• [To do] Could you print every record below exactly as it appears?

• [Dataset entries]
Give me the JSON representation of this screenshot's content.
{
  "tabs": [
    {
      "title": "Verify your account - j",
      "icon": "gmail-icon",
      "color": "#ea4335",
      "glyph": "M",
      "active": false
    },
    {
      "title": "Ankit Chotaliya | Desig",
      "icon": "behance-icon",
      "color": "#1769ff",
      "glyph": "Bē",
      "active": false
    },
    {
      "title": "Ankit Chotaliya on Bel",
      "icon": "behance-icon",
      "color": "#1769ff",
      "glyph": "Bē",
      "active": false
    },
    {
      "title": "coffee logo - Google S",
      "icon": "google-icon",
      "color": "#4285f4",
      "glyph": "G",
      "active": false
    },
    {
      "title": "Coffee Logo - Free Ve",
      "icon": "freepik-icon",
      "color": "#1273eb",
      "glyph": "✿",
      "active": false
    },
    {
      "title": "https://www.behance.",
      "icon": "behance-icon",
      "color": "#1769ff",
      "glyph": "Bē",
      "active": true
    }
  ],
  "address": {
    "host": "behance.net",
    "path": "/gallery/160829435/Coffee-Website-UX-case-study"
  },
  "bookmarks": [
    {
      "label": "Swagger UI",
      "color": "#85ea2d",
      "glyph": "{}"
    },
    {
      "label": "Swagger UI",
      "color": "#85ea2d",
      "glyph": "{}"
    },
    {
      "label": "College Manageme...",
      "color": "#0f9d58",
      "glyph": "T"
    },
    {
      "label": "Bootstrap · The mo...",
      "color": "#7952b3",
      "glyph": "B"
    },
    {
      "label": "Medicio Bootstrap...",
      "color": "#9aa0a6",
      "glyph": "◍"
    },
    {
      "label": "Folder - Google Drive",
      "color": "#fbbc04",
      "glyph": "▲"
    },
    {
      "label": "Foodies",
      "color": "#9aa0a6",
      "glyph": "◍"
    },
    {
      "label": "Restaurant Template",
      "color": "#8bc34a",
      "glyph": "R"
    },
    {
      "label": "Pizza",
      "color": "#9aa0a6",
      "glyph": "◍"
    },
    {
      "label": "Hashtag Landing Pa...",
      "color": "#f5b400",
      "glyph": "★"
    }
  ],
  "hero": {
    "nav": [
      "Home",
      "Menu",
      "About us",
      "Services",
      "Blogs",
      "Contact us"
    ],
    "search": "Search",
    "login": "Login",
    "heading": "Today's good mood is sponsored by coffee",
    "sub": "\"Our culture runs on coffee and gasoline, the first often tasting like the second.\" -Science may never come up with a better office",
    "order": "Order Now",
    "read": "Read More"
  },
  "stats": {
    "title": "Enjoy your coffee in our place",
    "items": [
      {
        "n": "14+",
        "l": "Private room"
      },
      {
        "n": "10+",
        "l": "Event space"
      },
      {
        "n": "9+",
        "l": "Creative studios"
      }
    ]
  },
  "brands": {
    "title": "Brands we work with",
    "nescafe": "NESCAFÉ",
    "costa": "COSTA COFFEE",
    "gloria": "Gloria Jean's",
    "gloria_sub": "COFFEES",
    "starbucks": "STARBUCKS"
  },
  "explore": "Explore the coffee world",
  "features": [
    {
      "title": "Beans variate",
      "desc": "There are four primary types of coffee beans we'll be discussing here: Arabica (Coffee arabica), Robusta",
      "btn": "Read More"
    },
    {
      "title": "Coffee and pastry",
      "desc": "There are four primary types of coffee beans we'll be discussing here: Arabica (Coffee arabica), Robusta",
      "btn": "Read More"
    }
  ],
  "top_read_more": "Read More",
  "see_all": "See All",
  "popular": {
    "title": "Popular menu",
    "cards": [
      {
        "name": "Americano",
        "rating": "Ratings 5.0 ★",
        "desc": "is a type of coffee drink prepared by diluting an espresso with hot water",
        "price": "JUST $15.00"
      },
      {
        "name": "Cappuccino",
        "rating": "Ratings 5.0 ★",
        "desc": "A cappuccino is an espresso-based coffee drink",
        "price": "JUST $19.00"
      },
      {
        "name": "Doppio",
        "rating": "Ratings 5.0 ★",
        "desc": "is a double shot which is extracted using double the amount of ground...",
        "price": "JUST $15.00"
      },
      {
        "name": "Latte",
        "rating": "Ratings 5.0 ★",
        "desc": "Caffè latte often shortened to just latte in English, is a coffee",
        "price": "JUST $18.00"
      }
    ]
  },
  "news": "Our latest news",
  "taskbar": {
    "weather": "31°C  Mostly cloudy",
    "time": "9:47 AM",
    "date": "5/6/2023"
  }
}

• [Reply to the task]
Give me the JSON representation of this screenshot's content.
{
  "tabs": [
    {
      "title": "Verify your account - j",
      "icon": "gmail-icon",
      "color": "#ea4335",
      "glyph": "M",
      "active": false
    },
    {
      "title": "Ankit Chotaliya | Desig",
      "icon": "behance-icon",
      "color": "#1769ff",
      "glyph": "Bē",
      "active": false
    },
    {
      "title": "Ankit Chotaliya on Bel",
      "icon": "behance-icon",
      "color": "#1769ff",
      "glyph": "Bē",
      "active": false
    },
    {
      "title": "coffee logo - Google S",
      "icon": "google-icon",
      "color": "#4285f4",
      "glyph": "G",
      "active": false
    },
    {
      "title": "Coffee Logo - Free Ve",
      "icon": "freepik-icon",
      "color": "#1273eb",
      "glyph": "✿",
      "active": false
    },
    {
      "title": "https://www.behance.",
      "icon": "behance-icon",
      "color": "#1769ff",
      "glyph": "Bē",
      "active": true
    }
  ],
  "address": {
    "host": "behance.net",
    "path": "/gallery/160829435/Coffee-Website-UX-case-study"
  },
  "bookmarks": [
    {
      "label": "Swagger UI",
      "color": "#85ea2d",
      "glyph": "{}"
    },
    {
      "label": "Swagger UI",
      "color": "#85ea2d",
      "glyph": "{}"
    },
    {
      "label": "College Manageme...",
      "color": "#0f9d58",
      "glyph": "T"
    },
    {
      "label": "Bootstrap · The mo...",
      "color": "#7952b3",
      "glyph": "B"
    },
    {
      "label": "Medicio Bootstrap...",
      "color": "#9aa0a6",
      "glyph": "◍"
    },
    {
      "label": "Folder - Google Drive",
      "color": "#fbbc04",
      "glyph": "▲"
    },
    {
      "label": "Foodies",
      "color": "#9aa0a6",
      "glyph": "◍"
    },
    {
      "label": "Restaurant Template",
      "color": "#8bc34a",
      "glyph": "R"
    },
    {
      "label": "Pizza",
      "color": "#9aa0a6",
      "glyph": "◍"
    },
    {
      "label": "Hashtag Landing Pa...",
      "color": "#f5b400",
      "glyph": "★"
    }
  ],
  "hero": {
    "nav": [
      "Home",
      "Menu",
      "About us",
      "Services",
      "Blogs",
      "Contact us"
    ],
    "search": "Search",
    "login": "Login",
    "heading": "Today's good mood is sponsored by coffee",
    "sub": "\"Our culture runs on coffee and gasoline, the first often tasting like the second.\" -Science may never come up with a better office",
    "order": "Order Now",
    "read": "Read More"
  },
  "stats": {
    "title": "Enjoy your coffee in our place",
    "items": [
      {
        "n": "14+",
        "l": "Private room"
      },
      {
        "n": "10+",
        "l": "Event space"
      },
      {
        "n": "9+",
        "l": "Creative studios"
      }
    ]
  },
  "brands": {
    "title": "Brands we work with",
    "nescafe": "NESCAFÉ",
    "costa": "COSTA COFFEE",
    "gloria": "Gloria Jean's",
    "gloria_sub": "COFFEES",
    "starbucks": "STARBUCKS"
  },
  "explore": "Explore the coffee world",
  "features": [
    {
      "title": "Beans variate",
      "desc": "There are four primary types of coffee beans we'll be discussing here: Arabica (Coffee arabica), Robusta",
      "btn": "Read More"
    },
    {
      "title": "Coffee and pastry",
      "desc": "There are four primary types of coffee beans we'll be discussing here: Arabica (Coffee arabica), Robusta",
      "btn": "Read More"
    }
  ],
  "top_read_more": "Read More",
  "see_all": "See All",
  "popular": {
    "title": "Popular menu",
    "cards": [
      {
        "name": "Americano",
        "rating": "Ratings 5.0 ★",
        "desc": "is a type of coffee drink prepared by diluting an espresso with hot water",
        "price": "JUST $15.00"
      },
      {
        "name": "Cappuccino",
        "rating": "Ratings 5.0 ★",
        "desc": "A cappuccino is an espresso-based coffee drink",
        "price": "JUST $19.00"
      },
      {
        "name": "Doppio",
        "rating": "Ratings 5.0 ★",
        "desc": "is a double shot which is extracted using double the amount of ground...",
        "price": "JUST $15.00"
      },
      {
        "name": "Latte",
        "rating": "Ratings 5.0 ★",
        "desc": "Caffè latte often shortened to just latte in English, is a coffee",
        "price": "JUST $18.00"
      }
    ]
  },
  "news": "Our latest news",
  "taskbar": {
    "weather": "31°C  Mostly cloudy",
    "time": "9:47 AM",
    "date": "5/6/2023"
  }
}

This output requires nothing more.